8. Put away materials for projects at the end of each day.
Any project which you or your kids (especially your kids) work on is going to turn the living area of your home into a total mess. If you lived in a full-size house, those projects would be confined to the basement, garage, kids’ rooms, and so on—so it would be okay to leave them out until they are completed.
In a tiny house, you do not have that luxury. If projects are left out, the clutter will accumulate rapidly, and very soon, you will not have space to eat, relax, and do other daily activities. So you may want to designate a cabinet somewhere in your home where projects-in-progress and supplies can be easily stowed away at the end of each day.
9. Use a storage shed for toys.
Kids’ toys can easily add up to a lot of clutter, so you will want to take steps to ensure that your tiny house stays relatively open and unobstructed. That may tempt you to cull your children’s toys, and in some cases, that might be appropriate. If your children are very attached to their toys, however, there is a better option, and that is to build a storage shed out back, or rent one nearby. That way you can rotate the toys.
10. Carefully weigh the pros and cons of homeschooling.
Finally, one more thing you will need to think about is a lifestyle decision, and that is whether to homeschool your kids or not. A lot of tiny home owners do this because it gives them the freedom to move around or live off the grid. The downsides are that you get less alone time, and your kids miss out on a chance to learn with their peers in a school setting.
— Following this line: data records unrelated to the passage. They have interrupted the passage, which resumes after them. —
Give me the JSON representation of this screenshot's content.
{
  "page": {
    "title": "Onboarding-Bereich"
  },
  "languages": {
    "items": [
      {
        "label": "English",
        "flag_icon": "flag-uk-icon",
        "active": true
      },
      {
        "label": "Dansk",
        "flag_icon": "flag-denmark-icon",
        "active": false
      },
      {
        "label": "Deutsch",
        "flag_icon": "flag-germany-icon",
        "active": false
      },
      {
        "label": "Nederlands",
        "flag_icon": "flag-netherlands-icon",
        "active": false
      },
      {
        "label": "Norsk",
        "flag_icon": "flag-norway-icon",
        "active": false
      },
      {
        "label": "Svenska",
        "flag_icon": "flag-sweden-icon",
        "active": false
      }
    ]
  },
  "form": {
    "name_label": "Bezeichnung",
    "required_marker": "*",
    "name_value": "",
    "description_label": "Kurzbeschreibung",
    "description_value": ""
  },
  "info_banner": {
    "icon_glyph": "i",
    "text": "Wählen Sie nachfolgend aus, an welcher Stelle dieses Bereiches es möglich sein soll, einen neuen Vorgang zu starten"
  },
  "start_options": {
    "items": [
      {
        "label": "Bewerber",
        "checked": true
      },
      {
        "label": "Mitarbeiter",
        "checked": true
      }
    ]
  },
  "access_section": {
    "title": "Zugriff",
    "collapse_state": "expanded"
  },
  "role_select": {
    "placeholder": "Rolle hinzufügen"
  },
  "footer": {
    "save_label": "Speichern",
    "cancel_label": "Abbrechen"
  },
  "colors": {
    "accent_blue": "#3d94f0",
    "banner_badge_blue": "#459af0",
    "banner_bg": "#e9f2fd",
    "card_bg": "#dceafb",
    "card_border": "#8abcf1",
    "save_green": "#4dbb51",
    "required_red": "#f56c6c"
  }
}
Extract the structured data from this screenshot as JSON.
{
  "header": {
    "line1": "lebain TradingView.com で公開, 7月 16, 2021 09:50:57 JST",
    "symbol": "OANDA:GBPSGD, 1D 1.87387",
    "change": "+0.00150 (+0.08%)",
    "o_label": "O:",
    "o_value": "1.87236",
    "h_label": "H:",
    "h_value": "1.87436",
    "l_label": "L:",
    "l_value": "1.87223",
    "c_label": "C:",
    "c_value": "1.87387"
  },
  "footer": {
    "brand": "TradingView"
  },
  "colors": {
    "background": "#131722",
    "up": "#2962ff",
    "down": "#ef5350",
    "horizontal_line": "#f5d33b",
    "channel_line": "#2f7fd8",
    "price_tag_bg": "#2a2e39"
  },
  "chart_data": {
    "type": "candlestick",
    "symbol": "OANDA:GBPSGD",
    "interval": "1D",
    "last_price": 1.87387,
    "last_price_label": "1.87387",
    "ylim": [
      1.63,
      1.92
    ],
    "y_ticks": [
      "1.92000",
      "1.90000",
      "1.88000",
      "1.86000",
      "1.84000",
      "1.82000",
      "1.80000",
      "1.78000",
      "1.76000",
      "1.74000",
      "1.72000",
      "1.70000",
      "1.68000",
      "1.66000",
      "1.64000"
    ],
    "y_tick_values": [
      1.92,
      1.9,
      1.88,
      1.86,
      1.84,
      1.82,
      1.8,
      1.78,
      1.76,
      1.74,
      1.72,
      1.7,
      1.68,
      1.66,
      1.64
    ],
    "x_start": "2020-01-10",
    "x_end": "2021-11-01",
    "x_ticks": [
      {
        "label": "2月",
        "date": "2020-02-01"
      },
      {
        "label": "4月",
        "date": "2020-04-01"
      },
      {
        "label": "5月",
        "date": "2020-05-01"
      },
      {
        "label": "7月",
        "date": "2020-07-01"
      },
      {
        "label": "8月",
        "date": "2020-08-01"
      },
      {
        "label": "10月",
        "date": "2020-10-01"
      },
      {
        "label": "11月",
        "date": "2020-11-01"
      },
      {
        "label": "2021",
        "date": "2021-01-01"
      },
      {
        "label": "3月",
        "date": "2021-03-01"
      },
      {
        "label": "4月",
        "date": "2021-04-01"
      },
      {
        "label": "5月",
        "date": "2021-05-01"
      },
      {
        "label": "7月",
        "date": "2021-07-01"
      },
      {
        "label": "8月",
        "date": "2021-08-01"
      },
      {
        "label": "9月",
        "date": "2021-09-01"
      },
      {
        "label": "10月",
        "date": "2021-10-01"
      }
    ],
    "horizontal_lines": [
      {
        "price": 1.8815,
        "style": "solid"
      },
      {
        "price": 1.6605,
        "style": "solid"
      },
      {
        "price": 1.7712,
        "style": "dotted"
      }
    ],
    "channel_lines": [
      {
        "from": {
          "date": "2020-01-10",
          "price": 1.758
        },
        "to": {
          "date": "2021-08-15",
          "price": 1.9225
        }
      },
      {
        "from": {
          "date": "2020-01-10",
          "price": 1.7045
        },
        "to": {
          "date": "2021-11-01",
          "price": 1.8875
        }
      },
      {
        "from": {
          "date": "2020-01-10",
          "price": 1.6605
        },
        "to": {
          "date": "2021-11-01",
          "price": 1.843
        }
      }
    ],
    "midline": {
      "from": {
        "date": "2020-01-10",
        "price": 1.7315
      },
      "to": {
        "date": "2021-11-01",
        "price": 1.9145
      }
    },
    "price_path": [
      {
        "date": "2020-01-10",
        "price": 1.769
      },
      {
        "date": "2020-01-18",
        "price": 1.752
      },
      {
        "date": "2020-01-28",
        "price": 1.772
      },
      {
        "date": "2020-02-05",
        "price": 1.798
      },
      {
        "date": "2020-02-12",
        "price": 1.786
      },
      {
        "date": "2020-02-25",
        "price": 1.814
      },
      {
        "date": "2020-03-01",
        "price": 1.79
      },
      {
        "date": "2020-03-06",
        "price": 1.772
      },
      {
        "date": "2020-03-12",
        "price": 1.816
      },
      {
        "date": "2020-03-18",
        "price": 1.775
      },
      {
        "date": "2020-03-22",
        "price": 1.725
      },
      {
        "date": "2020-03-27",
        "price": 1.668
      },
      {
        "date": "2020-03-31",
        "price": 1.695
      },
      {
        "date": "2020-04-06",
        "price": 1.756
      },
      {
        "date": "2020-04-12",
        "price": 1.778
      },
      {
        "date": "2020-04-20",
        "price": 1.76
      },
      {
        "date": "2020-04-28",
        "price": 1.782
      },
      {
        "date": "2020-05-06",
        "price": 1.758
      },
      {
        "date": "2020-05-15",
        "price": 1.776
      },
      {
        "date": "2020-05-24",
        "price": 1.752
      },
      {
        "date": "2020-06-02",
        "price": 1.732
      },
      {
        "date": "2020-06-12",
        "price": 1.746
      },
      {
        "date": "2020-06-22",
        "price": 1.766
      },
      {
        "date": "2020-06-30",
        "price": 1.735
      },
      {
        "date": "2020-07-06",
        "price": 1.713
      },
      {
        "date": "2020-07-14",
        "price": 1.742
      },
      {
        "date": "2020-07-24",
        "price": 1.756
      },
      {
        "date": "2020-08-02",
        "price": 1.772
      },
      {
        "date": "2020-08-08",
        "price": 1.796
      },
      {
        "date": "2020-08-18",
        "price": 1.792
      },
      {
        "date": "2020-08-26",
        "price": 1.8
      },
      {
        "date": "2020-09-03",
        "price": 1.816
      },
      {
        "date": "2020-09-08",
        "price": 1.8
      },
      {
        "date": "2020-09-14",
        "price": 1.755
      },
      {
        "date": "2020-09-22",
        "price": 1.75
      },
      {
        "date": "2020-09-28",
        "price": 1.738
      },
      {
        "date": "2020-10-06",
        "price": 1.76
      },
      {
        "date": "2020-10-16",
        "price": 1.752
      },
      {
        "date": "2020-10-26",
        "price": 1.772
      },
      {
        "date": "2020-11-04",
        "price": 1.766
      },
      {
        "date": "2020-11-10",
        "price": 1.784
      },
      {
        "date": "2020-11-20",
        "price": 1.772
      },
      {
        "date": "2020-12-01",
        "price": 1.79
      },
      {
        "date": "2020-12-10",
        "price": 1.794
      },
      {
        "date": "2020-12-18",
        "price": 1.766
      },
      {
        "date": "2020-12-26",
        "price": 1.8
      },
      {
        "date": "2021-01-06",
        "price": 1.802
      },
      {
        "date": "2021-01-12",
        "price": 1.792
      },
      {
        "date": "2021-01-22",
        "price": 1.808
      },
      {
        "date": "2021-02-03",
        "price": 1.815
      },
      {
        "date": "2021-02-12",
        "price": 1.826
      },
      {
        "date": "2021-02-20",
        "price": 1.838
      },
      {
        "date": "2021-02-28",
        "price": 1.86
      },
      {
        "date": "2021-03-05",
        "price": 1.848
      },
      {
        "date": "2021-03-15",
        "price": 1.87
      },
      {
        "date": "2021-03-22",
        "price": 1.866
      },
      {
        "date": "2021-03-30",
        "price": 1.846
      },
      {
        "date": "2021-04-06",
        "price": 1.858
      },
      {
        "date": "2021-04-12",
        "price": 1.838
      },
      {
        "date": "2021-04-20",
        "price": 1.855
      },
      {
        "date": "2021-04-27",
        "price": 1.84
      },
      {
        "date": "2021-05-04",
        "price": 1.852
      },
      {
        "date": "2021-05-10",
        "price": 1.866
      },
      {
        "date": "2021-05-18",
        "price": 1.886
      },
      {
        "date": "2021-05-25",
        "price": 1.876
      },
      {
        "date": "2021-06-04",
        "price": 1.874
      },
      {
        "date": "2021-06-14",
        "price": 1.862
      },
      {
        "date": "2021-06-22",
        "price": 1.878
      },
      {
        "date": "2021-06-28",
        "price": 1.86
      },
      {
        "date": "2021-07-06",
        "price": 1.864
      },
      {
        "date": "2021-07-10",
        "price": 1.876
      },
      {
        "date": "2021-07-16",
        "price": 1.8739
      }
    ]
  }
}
There is no one answer to this question that is going to apply to everyone. For some families, homeschooling may be the best option, while for others, sending children to a traditional public or private school may make more sense.
Conclusion: Living in a Tiny House with Kids is a Challenge, But You Can Make It Work
If you have been holding off on moving into a tiny house because you have kids, you might want to consider going ahead with your idea. If your kids are old enough to give you their input, talk to them about it and see if they are open to it. If they are still very young, they should adapt to tiny house living just fine if you come up with a layout which will provide them with the space and privacy they need to learn and play in comfort.